Each of the following records is to be printed verbatim.

■ RECORDS PROVIDED
• • • • • • •

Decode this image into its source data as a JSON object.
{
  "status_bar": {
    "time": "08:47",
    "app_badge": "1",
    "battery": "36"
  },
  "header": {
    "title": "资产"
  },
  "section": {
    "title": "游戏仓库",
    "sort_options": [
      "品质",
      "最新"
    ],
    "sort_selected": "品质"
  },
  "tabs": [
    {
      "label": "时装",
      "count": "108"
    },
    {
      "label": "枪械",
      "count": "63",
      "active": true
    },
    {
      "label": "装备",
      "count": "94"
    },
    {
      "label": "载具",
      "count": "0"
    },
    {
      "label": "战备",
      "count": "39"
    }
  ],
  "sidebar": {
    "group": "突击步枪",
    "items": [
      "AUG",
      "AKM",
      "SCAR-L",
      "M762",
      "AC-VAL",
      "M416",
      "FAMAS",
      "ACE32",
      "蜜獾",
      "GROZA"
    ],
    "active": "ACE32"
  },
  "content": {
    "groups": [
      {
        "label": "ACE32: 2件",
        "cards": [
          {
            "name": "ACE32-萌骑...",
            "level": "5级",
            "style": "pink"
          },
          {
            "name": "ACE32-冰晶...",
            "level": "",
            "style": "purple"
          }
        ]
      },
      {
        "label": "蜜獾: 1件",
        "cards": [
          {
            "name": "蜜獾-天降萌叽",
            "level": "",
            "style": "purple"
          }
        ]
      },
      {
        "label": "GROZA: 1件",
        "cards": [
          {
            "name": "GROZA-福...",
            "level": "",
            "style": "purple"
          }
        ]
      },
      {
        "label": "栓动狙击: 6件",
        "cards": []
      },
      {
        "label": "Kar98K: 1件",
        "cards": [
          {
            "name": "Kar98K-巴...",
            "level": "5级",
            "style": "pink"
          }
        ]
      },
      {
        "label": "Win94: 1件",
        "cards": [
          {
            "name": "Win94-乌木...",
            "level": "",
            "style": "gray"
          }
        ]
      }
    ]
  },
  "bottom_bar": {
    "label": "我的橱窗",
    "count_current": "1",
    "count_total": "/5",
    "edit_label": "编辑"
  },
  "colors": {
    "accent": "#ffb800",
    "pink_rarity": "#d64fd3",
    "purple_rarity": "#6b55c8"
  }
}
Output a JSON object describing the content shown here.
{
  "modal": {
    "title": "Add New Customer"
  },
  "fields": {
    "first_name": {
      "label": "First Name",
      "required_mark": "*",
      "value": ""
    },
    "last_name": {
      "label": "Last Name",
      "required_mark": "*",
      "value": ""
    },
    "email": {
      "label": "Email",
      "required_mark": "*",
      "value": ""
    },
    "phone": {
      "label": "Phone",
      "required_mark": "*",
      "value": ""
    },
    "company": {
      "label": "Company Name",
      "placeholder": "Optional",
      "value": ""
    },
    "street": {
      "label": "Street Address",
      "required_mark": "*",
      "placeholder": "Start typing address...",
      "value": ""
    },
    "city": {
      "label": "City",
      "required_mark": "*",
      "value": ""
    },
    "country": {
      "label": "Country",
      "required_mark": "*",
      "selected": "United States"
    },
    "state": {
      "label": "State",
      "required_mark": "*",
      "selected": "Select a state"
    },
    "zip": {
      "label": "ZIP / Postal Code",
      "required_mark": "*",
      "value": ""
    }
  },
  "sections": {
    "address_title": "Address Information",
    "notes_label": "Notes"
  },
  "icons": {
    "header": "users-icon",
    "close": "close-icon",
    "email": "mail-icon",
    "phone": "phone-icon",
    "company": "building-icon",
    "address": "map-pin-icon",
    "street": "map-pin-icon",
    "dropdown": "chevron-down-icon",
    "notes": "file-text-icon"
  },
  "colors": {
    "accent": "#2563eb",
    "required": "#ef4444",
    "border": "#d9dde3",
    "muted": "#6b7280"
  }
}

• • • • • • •

■ OUTPUT OF THE TASK
Decode this image into its source data as a JSON object.
{
  "status_bar": {
    "time": "08:47",
    "app_badge": "1",
    "battery": "36"
  },
  "header": {
    "title": "资产"
  },
  "section": {
    "title": "游戏仓库",
    "sort_options": [
      "品质",
      "最新"
    ],
    "sort_selected": "品质"
  },
  "tabs": [
    {
      "label": "时装",
      "count": "108"
    },
    {
      "label": "枪械",
      "count": "63",
      "active": true
    },
    {
      "label": "装备",
      "count": "94"
    },
    {
      "label": "载具",
      "count": "0"
    },
    {
      "label": "战备",
      "count": "39"
    }
  ],
  "sidebar": {
    "group": "突击步枪",
    "items": [
      "AUG",
      "AKM",
      "SCAR-L",
      "M762",
      "AC-VAL",
      "M416",
      "FAMAS",
      "ACE32",
      "蜜獾",
      "GROZA"
    ],
    "active": "ACE32"
  },
  "content": {
    "groups": [
      {
        "label": "ACE32: 2件",
        "cards": [
          {
            "name": "ACE32-萌骑...",
            "level": "5级",
            "style": "pink"
          },
          {
            "name": "ACE32-冰晶...",
            "level": "",
            "style": "purple"
          }
        ]
      },
      {
        "label": "蜜獾: 1件",
        "cards": [
          {
            "name": "蜜獾-天降萌叽",
            "level": "",
            "style": "purple"
          }
        ]
      },
      {
        "label": "GROZA: 1件",
        "cards": [
          {
            "name": "GROZA-福...",
            "level": "",
            "style": "purple"
          }
        ]
      },
      {
        "label": "栓动狙击: 6件",
        "cards": []
      },
      {
        "label": "Kar98K: 1件",
        "cards": [
          {
            "name": "Kar98K-巴...",
            "level": "5级",
            "style": "pink"
          }
        ]
      },
      {
        "label": "Win94: 1件",
        "cards": [
          {
            "name": "Win94-乌木...",
            "level": "",
            "style": "gray"
          }
        ]
      }
    ]
  },
  "bottom_bar": {
    "label": "我的橱窗",
    "count_current": "1",
    "count_total": "/5",
    "edit_label": "编辑"
  },
  "colors": {
    "accent": "#ffb800",
    "pink_rarity": "#d64fd3",
    "purple_rarity": "#6b55c8"
  }
}
Output a JSON object describing the content shown here.
{
  "modal": {
    "title": "Add New Customer"
  },
  "fields": {
    "first_name": {
      "label": "First Name",
      "required_mark": "*",
      "value": ""
    },
    "last_name": {
      "label": "Last Name",
      "required_mark": "*",
      "value": ""
    },
    "email": {
      "label": "Email",
      "required_mark": "*",
      "value": ""
    },
    "phone": {
      "label": "Phone",
      "required_mark": "*",
      "value": ""
    },
    "company": {
      "label": "Company Name",
      "placeholder": "Optional",
      "value": ""
    },
    "street": {
      "label": "Street Address",
      "required_mark": "*",
      "placeholder": "Start typing address...",
      "value": ""
    },
    "city": {
      "label": "City",
      "required_mark": "*",
      "value": ""
    },
    "country": {
      "label": "Country",
      "required_mark": "*",
      "selected": "United States"
    },
    "state": {
      "label": "State",
      "required_mark": "*",
      "selected": "Select a state"
    },
    "zip": {
      "label": "ZIP / Postal Code",
      "required_mark": "*",
      "value": ""
    }
  },
  "sections": {
    "address_title": "Address Information",
    "notes_label": "Notes"
  },
  "icons": {
    "header": "users-icon",
    "close": "close-icon",
    "email": "mail-icon",
    "phone": "phone-icon",
    "company": "building-icon",
    "address": "map-pin-icon",
    "street": "map-pin-icon",
    "dropdown": "chevron-down-icon",
    "notes": "file-text-icon"
  },
  "colors": {
    "accent": "#2563eb",
    "required": "#ef4444",
    "border": "#d9dde3",
    "muted": "#6b7280"
  }
}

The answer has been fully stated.